Sight Unseen, at the California Museum of Photography, is on view through August 29th. This astounding exhibit, curated by Douglas McCulloh, stays with you long after you leave the museum. The images are bold, fresh, honest, powerful and gritty. The fact that they are all created by blind photographers presents an initial feeling of astonishment, giving way to humility by the time you reach the end. I encourage you to read/listen to the essay (yes, logically, an audio of the essay is available) on the CMP’s website. It provides a concise summary of the exhibit better than I can.
Two main questions bounced off the walls of my brain.

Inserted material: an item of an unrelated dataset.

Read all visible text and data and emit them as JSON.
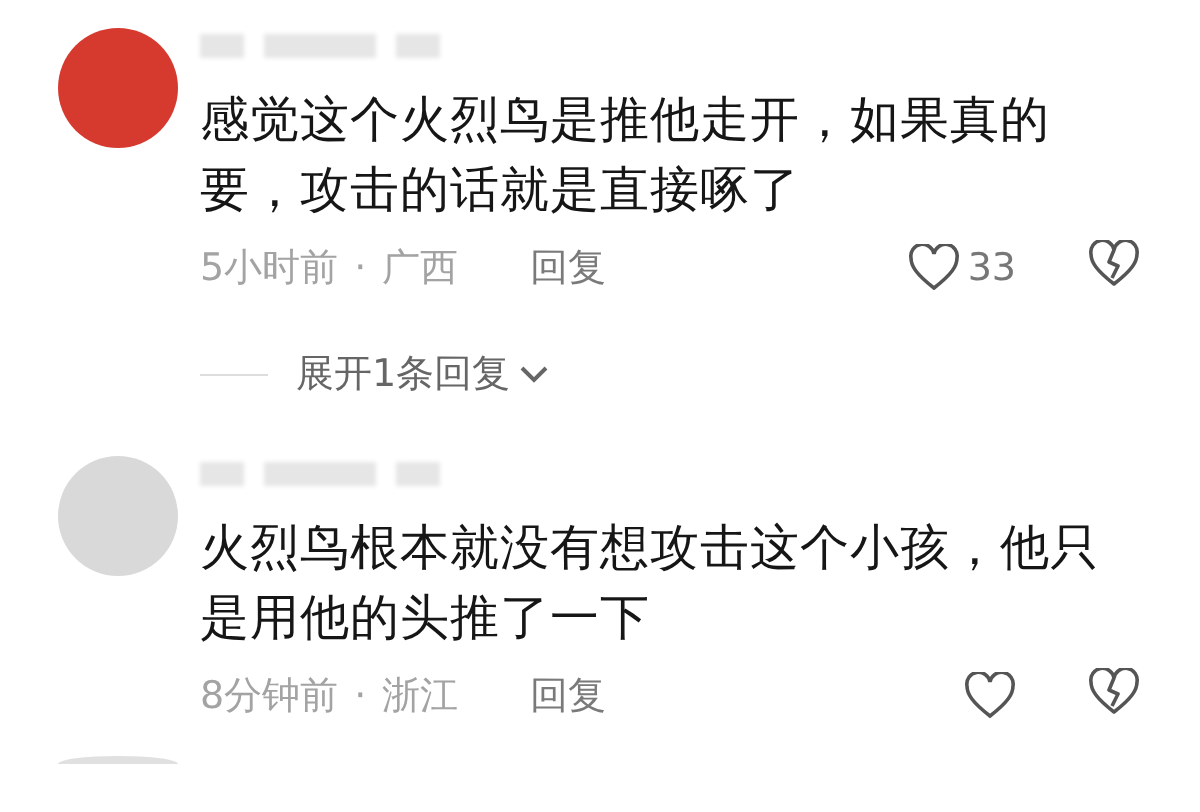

First, “how did they do that?” I was curious about how the photographer knew what f stop and aperture to use, how to focus, and how they knew when to release the shutter if they could not see the subject?
Second, why? Why do they choose to make photographs if they cannot see the results? The payoff for a sighted photographer is the accomplishment of seeing and sharing the finished product. If a photographer is blind, and cannot experience the outcome, what is the payoff?
The intrigue was so strong, I called Douglas McCulloh to get the answers. He explained that there is special equipment such as light meters that work by sound, focus rails with notches, and measuring devices that speak. Many of the photographers have modified their equipment to their individual needs.
As for the reason why, it is a matter of sharing the images inside their minds. These artists have a running movie of rich imagery they feel compelled to share with us. I must say, its quite a film.
California Museum of Photography – open Tu-Sat, 12-5
3824 Main St
Riverside, CA 92501
by Gina Genis